How plainly perceptible it is when a soul reaches the barrier line beyond which he will not go! Activities may go on, and the whole outward man be no other than it was, yet there is something gone from the soul which at once one with God will discern as hindering fellowship. How sorrowful to lose one another's company this way, while yet perhaps the feet go on together! But if we lose Christ's companionship, what shall replace it?
Alas! in our day it is not "union is obedience" that is the motto, but "union is strength;" and for whatever purpose men may have, they combine. Strength of a certain sort is found, no doubt; but it is not where he found it who says, "When I am weak, then am I strong;" "I can do all things through Christ, who strengtheneth me."
Let us take heed, then, that we be true Philadelphians. Tested we shall be assuredly all round, and in different forms if the spirit be not different. The Word here is the assurance, is it not? For the faith that might quail and question as the results of the trial become apparent. Not now, but by and by, things shall be manifested, and where Christ's heart is shall come out openly.
More decisively now He announces, "I come quickly." The day of grace is running out with the day of patience. Soon it shall be Christ's presence and glory. The centuries of delay have come to years, the years are soon to be months, the months days, the days moments. "I come quickly:" this is to be shown in its power for the soul by its keeping the exhortation, "hold that fast which thou hast, that no man take thy crown."
But all shows it to be a time of drift, - a time of declensions as well as revivals: overcomer is he only who holds fast. The Spirit of God moving, the Word manifesting its power, conscience responding; yet every where the ebb after the flow, the trial which sifts, separates, individualizes. By and by comes the terrible back-flow of Laodicea. Think not Philadelphia is a haven of refuge where we may lie at anchor and never feel it. Not so, - oh, not so: this is the fatal delusion of Laodicea itself: "Hold that fast which thou hast!" The tug, if it has not come, is coming: hold thou fast!
But to what? - hold what fast? The word, and the name, and the patience of Christ. Not the word of even the leaders of God's raising up. The truth must ever commend the man, never the man the truth. One great danger is, lest, having begun with the former principle, we slip into the latter. Even the truth they teach is not truth received till it has been gotten at the Master's feet and in communion with Himself, - till you can hold it, not with the eyes shut, but with eyes open, - till you can maintain it for truth against the very instrument used of God to give it to you. if need be. "If WE, or an angel from heaven, preach any other gospel unto you than that ye have received, let him be accursed."

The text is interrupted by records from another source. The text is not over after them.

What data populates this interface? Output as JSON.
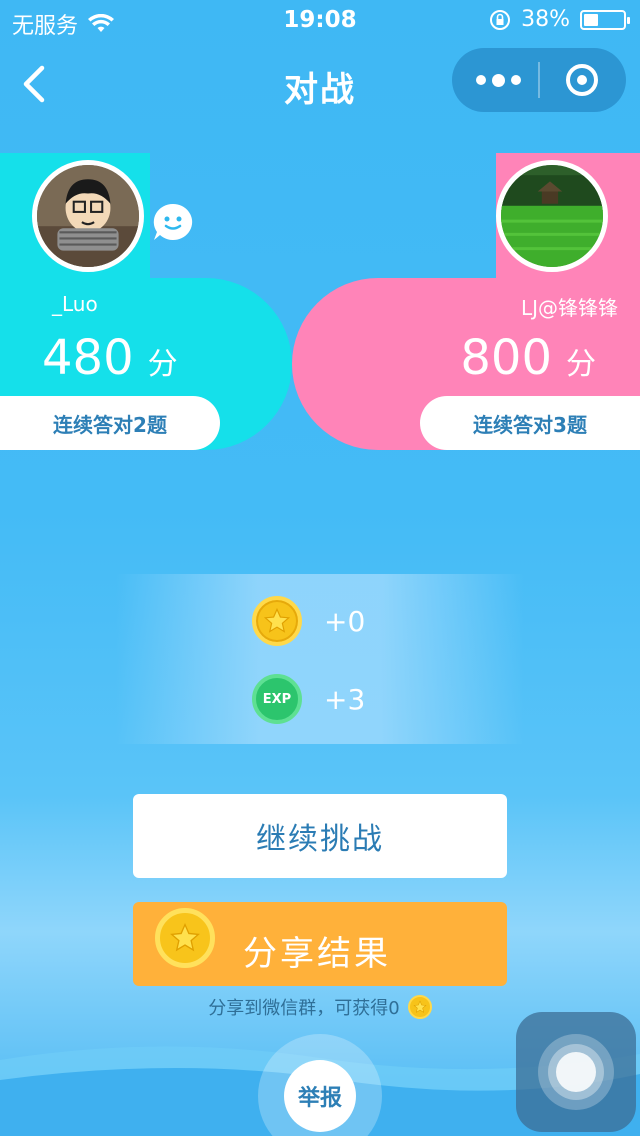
{
  "status_bar": {
    "carrier": "无服务",
    "time": "19:08",
    "battery": "38%",
    "battery_level": 0.38
  },
  "nav": {
    "title": "对战"
  },
  "players": {
    "left": {
      "name": "_Luo",
      "score": "480",
      "score_unit": "分",
      "streak": "连续答对2题",
      "color": "#15e0ea"
    },
    "right": {
      "name": "LJ@锋锋锋",
      "score": "800",
      "score_unit": "分",
      "streak": "连续答对3题",
      "color": "#ff84b8"
    }
  },
  "rewards": {
    "coins": "+0",
    "exp_badge": "EXP",
    "exp": "+3"
  },
  "buttons": {
    "continue": "继续挑战",
    "share": "分享结果",
    "share_hint": "分享到微信群，可获得0",
    "report": "举报"
  },
  "icons": {
    "back": "chevron-left-icon",
    "more": "more-dots-icon",
    "close": "target-icon",
    "chat": "chat-bubble-icon",
    "coin": "star-coin-icon",
    "exp": "exp-badge-icon"
  }
}
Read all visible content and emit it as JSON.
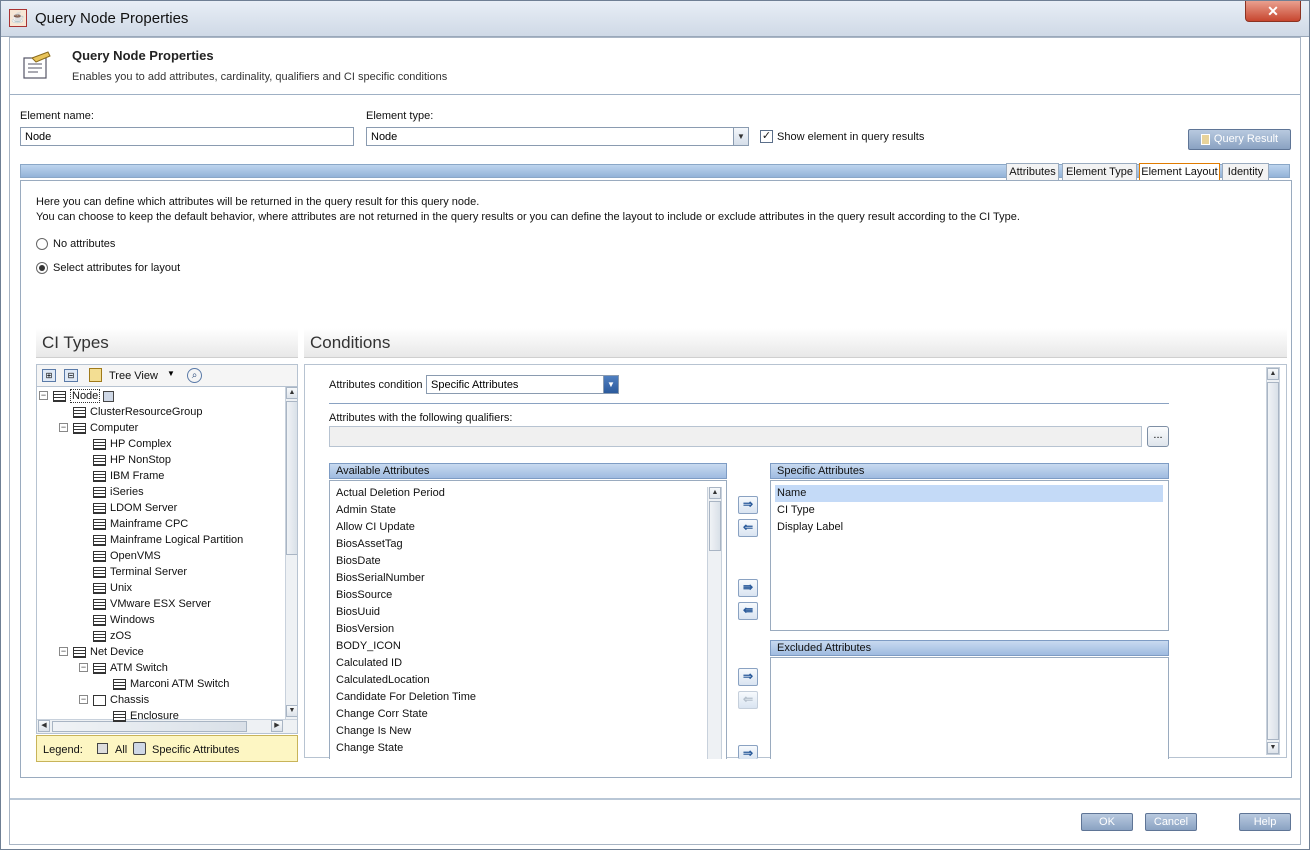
{
  "window": {
    "title": "Query Node Properties",
    "close_label": "✕"
  },
  "header": {
    "title": "Query Node Properties",
    "subtitle": "Enables you to add attributes, cardinality, qualifiers and CI specific conditions"
  },
  "form": {
    "element_name_label": "Element name:",
    "element_name_value": "Node",
    "element_type_label": "Element type:",
    "element_type_value": "Node",
    "show_in_results_label": "Show element in query results",
    "show_in_results_checked": true,
    "query_result_button": "Query Result"
  },
  "tabs": [
    {
      "label": "Attributes",
      "active": false
    },
    {
      "label": "Element Type",
      "active": false
    },
    {
      "label": "Element Layout",
      "active": true
    },
    {
      "label": "Identity",
      "active": false
    }
  ],
  "layout": {
    "description_line1": "Here you can define which attributes will be returned in the query result for this query node.",
    "description_line2": "You can choose to keep the default behavior, where attributes are not returned in the query results or you can define the layout to include or exclude attributes in the query result according to the CI Type.",
    "radio_no_attributes": "No attributes",
    "radio_select_attributes": "Select attributes for layout",
    "selected_option": "Select attributes for layout"
  },
  "ci_types": {
    "title": "CI Types",
    "tree_view_label": "Tree View",
    "items": [
      {
        "label": "Node",
        "level": 0,
        "expander": "−",
        "selected": true
      },
      {
        "label": "ClusterResourceGroup",
        "level": 1,
        "expander": ""
      },
      {
        "label": "Computer",
        "level": 1,
        "expander": "−"
      },
      {
        "label": "HP Complex",
        "level": 2,
        "expander": ""
      },
      {
        "label": "HP NonStop",
        "level": 2,
        "expander": ""
      },
      {
        "label": "IBM Frame",
        "level": 2,
        "expander": ""
      },
      {
        "label": "iSeries",
        "level": 2,
        "expander": ""
      },
      {
        "label": "LDOM Server",
        "level": 2,
        "expander": ""
      },
      {
        "label": "Mainframe CPC",
        "level": 2,
        "expander": ""
      },
      {
        "label": "Mainframe Logical Partition",
        "level": 2,
        "expander": ""
      },
      {
        "label": "OpenVMS",
        "level": 2,
        "expander": ""
      },
      {
        "label": "Terminal Server",
        "level": 2,
        "expander": ""
      },
      {
        "label": "Unix",
        "level": 2,
        "expander": ""
      },
      {
        "label": "VMware ESX Server",
        "level": 2,
        "expander": ""
      },
      {
        "label": "Windows",
        "level": 2,
        "expander": ""
      },
      {
        "label": "zOS",
        "level": 2,
        "expander": ""
      },
      {
        "label": "Net Device",
        "level": 1,
        "expander": "−"
      },
      {
        "label": "ATM Switch",
        "level": 2,
        "expander": "−"
      },
      {
        "label": "Marconi ATM Switch",
        "level": 3,
        "expander": ""
      },
      {
        "label": "Chassis",
        "level": 2,
        "expander": "−"
      },
      {
        "label": "Enclosure",
        "level": 3,
        "expander": ""
      }
    ],
    "legend_label": "Legend:",
    "legend_all": "All",
    "legend_specific": "Specific Attributes"
  },
  "conditions": {
    "title": "Conditions",
    "attributes_condition_label": "Attributes condition",
    "attributes_condition_value": "Specific Attributes",
    "qualifiers_label": "Attributes with the following qualifiers:",
    "qualifiers_button": "...",
    "available_header": "Available Attributes",
    "available": [
      "Actual Deletion Period",
      "Admin State",
      "Allow CI Update",
      "BiosAssetTag",
      "BiosDate",
      "BiosSerialNumber",
      "BiosSource",
      "BiosUuid",
      "BiosVersion",
      "BODY_ICON",
      "Calculated ID",
      "CalculatedLocation",
      "Candidate For Deletion Time",
      "Change Corr State",
      "Change Is New",
      "Change State"
    ],
    "specific_header": "Specific Attributes",
    "specific": [
      "Name",
      "CI Type",
      "Display Label"
    ],
    "excluded_header": "Excluded Attributes",
    "excluded": []
  },
  "footer": {
    "ok": "OK",
    "cancel": "Cancel",
    "help": "Help"
  }
}
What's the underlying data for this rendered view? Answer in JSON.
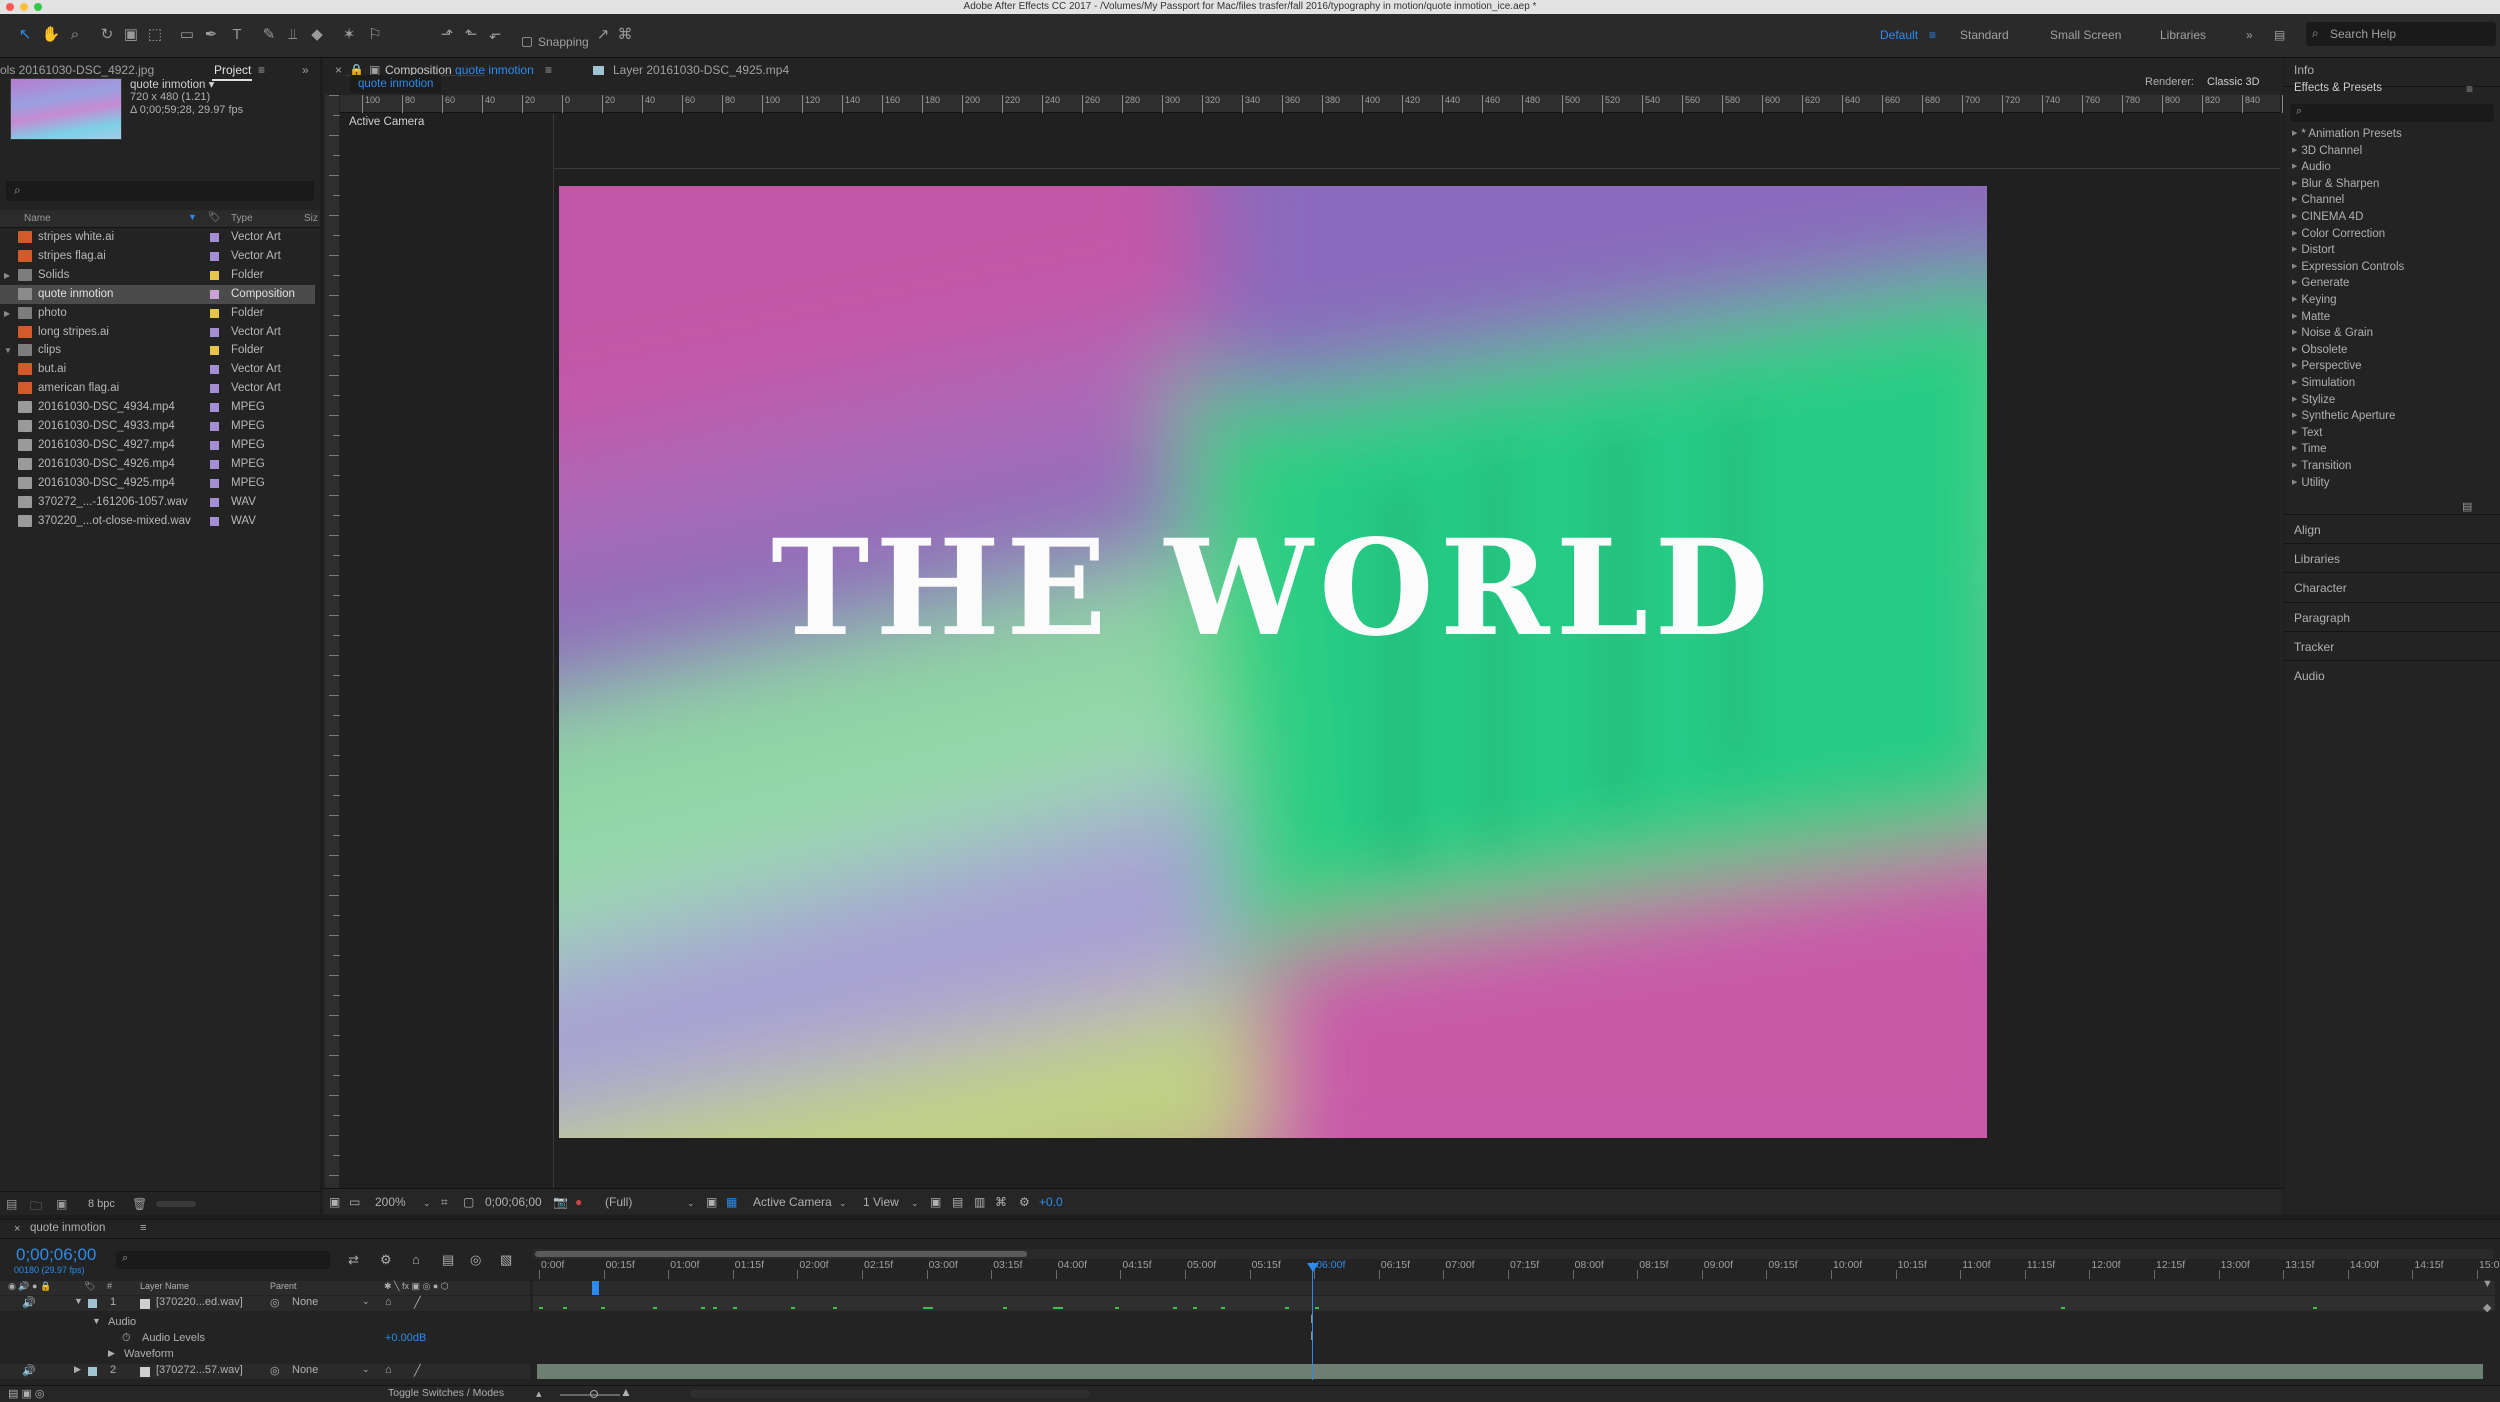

Then, HOLD FAST! When it is no longer a question if it be the truth, but only of its consequences. Hold fast: though those who have held it with you, or before you give it up; though it separate you from all else whomsoever; though it be worse dishonoured by the evil of those who profess it; though it seem utterly useless to hope of any good from it: in the face of the world, in the face of the devil, in the face of the saints, -"hold fast that which thou hast, that no man take thy crown!